> **Assignment**
How many lines below hold the string "JSON"? Report that number alone.

> **Exercise material**
==========
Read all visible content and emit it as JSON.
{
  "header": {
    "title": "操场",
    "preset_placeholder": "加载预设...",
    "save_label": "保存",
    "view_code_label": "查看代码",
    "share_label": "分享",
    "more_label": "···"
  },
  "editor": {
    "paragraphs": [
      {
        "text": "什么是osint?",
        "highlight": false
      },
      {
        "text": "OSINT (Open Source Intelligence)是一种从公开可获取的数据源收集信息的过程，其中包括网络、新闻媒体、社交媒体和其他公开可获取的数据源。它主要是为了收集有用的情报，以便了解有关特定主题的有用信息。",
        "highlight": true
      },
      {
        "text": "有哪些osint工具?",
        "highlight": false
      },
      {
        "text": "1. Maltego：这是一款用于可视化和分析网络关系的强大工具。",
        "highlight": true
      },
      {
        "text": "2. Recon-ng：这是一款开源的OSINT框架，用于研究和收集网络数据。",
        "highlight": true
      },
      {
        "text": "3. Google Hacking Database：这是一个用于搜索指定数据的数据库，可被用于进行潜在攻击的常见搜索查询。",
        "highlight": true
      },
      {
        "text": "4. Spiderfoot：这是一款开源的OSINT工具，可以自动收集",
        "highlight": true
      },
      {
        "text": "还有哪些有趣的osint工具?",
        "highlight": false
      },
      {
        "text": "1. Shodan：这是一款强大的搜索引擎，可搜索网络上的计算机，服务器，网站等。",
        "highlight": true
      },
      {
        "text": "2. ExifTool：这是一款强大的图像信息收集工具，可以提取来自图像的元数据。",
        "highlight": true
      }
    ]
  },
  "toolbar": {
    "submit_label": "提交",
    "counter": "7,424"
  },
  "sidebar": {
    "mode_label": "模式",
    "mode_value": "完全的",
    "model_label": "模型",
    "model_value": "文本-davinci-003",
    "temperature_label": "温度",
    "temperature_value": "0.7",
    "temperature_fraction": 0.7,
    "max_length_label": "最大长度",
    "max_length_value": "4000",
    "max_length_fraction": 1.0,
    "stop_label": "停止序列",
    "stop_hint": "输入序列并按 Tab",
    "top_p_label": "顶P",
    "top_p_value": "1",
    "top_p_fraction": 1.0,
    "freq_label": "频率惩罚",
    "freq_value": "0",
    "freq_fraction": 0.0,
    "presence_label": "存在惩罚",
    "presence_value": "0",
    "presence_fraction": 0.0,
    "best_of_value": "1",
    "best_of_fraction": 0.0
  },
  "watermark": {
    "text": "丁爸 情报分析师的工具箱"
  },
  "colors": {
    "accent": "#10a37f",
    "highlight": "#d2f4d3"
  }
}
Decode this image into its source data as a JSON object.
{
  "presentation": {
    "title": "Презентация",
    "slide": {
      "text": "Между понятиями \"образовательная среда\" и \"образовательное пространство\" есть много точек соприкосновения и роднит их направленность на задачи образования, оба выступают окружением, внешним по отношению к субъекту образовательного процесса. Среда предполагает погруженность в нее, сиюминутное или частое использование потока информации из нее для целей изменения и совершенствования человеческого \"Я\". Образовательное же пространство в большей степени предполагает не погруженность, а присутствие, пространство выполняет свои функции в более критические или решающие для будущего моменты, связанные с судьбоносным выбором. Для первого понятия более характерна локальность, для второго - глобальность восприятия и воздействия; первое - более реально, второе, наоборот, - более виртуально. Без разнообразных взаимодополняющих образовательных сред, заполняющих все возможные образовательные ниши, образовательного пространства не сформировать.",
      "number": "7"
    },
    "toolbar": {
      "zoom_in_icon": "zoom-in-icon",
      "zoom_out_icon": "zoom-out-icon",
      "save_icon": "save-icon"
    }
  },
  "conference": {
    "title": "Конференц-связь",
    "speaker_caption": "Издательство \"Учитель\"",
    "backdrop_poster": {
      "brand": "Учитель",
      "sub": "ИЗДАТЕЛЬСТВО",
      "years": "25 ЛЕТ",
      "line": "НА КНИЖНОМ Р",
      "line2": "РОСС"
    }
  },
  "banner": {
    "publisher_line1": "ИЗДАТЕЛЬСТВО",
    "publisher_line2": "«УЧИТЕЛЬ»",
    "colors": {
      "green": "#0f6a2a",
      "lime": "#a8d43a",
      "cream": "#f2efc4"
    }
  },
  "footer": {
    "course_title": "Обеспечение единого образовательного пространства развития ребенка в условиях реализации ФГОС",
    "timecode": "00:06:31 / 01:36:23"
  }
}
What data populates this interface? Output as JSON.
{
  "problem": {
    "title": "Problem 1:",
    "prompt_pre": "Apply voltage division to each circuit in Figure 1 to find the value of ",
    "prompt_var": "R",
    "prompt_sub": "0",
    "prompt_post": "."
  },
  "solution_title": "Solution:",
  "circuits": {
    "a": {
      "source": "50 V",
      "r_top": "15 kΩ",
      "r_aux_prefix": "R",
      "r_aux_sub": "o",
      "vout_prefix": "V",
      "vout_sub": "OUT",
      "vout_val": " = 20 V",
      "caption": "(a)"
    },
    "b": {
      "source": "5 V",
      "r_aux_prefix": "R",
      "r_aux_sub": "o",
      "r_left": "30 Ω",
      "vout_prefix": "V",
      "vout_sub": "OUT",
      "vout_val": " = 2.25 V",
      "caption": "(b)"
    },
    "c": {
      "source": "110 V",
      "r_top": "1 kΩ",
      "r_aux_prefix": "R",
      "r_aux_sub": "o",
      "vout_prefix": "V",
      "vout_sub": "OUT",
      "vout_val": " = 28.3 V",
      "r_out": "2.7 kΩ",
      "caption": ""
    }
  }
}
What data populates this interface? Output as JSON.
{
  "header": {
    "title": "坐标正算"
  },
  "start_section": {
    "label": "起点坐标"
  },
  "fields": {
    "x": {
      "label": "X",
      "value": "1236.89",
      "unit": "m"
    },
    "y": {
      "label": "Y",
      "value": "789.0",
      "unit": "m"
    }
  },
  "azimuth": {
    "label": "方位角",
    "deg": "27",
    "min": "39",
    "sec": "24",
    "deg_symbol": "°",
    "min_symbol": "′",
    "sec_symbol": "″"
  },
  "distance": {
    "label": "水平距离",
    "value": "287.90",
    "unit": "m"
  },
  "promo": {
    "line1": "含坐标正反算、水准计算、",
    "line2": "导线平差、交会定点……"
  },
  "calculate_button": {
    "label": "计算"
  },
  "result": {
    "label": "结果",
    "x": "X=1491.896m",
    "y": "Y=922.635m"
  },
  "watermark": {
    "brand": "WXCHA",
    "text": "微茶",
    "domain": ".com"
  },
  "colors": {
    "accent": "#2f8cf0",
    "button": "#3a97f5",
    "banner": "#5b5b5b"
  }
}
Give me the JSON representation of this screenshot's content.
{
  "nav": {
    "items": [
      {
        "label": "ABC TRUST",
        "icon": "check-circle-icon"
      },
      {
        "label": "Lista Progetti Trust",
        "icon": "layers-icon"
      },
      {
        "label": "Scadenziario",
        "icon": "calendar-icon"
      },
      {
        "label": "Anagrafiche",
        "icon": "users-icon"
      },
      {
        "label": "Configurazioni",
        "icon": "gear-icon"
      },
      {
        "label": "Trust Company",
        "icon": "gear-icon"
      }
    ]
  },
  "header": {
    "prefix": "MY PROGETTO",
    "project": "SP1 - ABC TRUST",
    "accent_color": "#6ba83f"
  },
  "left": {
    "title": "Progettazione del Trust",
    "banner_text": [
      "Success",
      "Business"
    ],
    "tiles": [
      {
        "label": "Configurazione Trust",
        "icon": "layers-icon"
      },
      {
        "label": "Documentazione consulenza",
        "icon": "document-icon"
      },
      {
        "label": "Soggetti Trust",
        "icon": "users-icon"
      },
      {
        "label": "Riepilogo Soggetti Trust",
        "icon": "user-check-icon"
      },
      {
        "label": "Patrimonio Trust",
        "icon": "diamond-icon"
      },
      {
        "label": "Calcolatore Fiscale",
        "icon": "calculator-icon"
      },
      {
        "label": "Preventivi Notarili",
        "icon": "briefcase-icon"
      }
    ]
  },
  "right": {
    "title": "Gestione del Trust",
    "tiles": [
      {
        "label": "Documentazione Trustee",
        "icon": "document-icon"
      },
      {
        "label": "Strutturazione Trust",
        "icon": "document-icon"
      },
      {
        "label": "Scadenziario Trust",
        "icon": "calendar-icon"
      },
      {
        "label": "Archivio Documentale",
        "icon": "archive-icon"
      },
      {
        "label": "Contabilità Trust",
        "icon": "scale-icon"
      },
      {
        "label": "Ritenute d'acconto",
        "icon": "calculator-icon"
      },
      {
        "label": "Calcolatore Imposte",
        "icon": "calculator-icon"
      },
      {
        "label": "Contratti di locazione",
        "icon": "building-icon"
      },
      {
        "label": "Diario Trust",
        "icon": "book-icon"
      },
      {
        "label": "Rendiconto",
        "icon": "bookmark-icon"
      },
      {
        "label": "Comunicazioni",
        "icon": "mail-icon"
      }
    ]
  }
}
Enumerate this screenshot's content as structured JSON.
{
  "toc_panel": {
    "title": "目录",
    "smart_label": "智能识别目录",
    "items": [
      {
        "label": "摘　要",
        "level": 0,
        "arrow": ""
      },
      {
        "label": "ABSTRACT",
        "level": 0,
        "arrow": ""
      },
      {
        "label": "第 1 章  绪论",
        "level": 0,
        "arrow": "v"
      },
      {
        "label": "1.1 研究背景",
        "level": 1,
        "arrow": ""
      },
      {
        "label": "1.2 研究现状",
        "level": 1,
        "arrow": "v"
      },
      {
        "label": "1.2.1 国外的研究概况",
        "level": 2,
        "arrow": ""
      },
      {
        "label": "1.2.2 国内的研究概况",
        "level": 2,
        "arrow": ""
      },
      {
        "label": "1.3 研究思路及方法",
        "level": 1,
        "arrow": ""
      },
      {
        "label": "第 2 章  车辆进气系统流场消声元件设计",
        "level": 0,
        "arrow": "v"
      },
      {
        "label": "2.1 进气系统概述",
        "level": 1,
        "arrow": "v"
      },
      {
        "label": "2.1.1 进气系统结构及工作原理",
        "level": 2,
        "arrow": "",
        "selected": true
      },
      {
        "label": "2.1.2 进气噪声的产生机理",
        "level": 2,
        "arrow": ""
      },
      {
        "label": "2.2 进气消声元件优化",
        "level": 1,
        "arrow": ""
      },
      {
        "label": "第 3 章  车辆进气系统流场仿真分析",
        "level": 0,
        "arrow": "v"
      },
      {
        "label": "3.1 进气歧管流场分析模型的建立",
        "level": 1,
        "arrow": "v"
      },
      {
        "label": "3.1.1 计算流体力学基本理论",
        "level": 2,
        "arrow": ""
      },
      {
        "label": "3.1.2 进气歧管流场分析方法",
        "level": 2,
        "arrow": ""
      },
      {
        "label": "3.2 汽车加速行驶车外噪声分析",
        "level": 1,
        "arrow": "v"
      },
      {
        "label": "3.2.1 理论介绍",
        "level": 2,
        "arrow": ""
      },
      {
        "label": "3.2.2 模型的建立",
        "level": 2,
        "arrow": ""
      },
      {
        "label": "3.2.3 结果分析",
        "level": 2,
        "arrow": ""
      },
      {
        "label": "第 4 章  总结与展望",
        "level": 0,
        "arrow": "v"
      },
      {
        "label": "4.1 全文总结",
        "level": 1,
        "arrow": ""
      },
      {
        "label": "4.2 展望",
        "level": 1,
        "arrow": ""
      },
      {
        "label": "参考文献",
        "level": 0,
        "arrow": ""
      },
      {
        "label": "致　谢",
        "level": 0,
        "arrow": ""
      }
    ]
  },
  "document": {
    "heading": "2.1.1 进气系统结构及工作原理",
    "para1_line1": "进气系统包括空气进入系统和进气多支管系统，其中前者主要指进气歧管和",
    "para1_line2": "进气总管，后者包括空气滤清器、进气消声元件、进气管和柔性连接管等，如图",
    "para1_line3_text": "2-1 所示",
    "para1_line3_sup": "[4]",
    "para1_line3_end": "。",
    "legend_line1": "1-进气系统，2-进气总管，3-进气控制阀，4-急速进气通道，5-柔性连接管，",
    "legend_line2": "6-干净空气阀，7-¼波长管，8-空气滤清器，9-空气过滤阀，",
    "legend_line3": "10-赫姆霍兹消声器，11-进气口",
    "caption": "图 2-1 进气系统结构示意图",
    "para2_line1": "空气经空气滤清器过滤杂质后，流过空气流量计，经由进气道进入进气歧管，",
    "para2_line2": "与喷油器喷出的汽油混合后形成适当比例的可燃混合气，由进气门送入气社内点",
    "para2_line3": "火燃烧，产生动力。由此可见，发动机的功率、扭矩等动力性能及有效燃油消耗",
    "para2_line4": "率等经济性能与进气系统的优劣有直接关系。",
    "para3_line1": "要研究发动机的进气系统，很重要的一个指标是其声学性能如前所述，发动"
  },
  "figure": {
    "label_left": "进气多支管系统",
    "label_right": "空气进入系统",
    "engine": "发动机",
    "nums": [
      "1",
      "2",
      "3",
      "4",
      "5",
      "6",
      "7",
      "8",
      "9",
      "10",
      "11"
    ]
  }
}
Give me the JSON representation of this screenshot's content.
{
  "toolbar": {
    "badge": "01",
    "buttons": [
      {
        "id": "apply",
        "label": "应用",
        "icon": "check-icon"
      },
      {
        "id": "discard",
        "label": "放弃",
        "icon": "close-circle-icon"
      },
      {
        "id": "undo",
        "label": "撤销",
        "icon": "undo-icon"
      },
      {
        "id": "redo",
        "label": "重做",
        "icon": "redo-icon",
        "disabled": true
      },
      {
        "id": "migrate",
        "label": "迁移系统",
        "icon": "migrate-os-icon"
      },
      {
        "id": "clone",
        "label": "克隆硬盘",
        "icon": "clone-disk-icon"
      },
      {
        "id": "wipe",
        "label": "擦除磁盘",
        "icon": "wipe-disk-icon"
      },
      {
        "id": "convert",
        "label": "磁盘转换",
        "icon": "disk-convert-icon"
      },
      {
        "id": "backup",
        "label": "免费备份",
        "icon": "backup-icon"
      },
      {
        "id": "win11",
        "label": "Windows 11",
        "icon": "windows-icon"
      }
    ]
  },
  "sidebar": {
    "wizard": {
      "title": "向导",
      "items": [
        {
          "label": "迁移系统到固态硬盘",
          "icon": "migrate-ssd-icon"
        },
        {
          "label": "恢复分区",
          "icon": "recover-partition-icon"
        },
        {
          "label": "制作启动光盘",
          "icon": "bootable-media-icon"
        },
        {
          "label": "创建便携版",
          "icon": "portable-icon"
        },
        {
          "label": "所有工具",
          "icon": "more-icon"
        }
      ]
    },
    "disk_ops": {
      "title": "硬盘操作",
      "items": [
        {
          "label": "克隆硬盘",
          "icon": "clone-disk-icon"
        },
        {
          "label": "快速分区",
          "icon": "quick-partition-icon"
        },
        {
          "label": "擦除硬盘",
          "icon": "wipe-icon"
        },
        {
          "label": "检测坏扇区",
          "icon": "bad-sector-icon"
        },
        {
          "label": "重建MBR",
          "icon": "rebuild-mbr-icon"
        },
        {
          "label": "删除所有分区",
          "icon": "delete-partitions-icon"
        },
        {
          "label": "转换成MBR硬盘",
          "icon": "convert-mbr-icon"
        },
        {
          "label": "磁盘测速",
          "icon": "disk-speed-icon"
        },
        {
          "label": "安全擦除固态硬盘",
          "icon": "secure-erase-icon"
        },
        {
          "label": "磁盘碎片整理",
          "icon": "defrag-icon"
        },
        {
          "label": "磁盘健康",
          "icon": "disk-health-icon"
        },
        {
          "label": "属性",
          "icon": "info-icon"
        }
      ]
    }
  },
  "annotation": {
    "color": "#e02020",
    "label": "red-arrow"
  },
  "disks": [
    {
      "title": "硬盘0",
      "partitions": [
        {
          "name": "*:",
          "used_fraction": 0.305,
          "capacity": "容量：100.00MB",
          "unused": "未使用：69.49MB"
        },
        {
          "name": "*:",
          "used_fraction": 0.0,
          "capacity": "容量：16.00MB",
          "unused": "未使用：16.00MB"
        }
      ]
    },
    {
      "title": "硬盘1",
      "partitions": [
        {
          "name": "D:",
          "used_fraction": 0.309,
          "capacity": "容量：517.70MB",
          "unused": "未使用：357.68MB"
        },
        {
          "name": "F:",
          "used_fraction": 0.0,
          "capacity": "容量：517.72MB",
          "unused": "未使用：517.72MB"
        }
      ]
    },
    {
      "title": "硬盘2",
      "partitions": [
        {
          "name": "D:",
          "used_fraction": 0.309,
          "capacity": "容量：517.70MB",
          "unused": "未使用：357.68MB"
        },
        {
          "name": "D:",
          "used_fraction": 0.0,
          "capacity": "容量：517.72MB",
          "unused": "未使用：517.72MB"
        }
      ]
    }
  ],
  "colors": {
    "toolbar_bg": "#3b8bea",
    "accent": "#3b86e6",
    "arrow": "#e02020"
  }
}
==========
> **Task answer**
7